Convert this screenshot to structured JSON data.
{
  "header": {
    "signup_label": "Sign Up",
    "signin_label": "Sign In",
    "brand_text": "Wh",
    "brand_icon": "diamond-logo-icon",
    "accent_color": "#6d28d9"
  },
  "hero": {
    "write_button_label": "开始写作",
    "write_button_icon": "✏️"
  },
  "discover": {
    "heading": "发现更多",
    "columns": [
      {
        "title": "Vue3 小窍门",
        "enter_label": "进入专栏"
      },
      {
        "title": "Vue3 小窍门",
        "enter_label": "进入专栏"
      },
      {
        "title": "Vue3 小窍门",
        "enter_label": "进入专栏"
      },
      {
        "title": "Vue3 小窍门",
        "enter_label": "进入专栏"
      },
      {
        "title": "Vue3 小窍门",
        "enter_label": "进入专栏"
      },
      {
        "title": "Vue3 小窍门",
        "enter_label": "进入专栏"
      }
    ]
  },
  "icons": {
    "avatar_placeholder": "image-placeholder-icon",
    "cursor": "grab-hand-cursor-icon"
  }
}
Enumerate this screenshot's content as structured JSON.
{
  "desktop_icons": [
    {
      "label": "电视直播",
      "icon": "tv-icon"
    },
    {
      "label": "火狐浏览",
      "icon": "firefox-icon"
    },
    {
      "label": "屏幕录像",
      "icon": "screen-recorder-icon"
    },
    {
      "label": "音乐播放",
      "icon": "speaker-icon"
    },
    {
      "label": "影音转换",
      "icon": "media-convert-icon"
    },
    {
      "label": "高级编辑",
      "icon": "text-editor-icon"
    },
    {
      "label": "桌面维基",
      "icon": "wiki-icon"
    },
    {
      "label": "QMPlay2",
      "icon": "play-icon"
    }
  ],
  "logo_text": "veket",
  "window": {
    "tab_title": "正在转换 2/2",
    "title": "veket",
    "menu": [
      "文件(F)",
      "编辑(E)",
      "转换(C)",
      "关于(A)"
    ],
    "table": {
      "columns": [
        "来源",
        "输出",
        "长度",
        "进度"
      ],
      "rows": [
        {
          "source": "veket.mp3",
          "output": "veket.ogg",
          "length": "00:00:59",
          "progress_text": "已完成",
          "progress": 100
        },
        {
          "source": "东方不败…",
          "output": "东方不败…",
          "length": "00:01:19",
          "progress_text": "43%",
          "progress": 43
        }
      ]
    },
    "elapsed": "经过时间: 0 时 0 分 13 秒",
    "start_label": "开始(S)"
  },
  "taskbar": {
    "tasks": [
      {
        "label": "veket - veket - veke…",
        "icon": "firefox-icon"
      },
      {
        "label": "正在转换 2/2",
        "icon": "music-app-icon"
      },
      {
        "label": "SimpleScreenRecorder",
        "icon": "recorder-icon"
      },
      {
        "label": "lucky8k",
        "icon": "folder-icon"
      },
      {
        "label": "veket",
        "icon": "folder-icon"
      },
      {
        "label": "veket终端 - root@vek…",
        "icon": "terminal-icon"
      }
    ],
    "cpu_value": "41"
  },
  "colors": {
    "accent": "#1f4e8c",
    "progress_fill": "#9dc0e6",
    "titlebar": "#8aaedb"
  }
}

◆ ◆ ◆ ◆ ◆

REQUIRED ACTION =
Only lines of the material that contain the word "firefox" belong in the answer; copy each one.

RESULT =
      "icon": "firefox-icon"
        "icon": "firefox-icon"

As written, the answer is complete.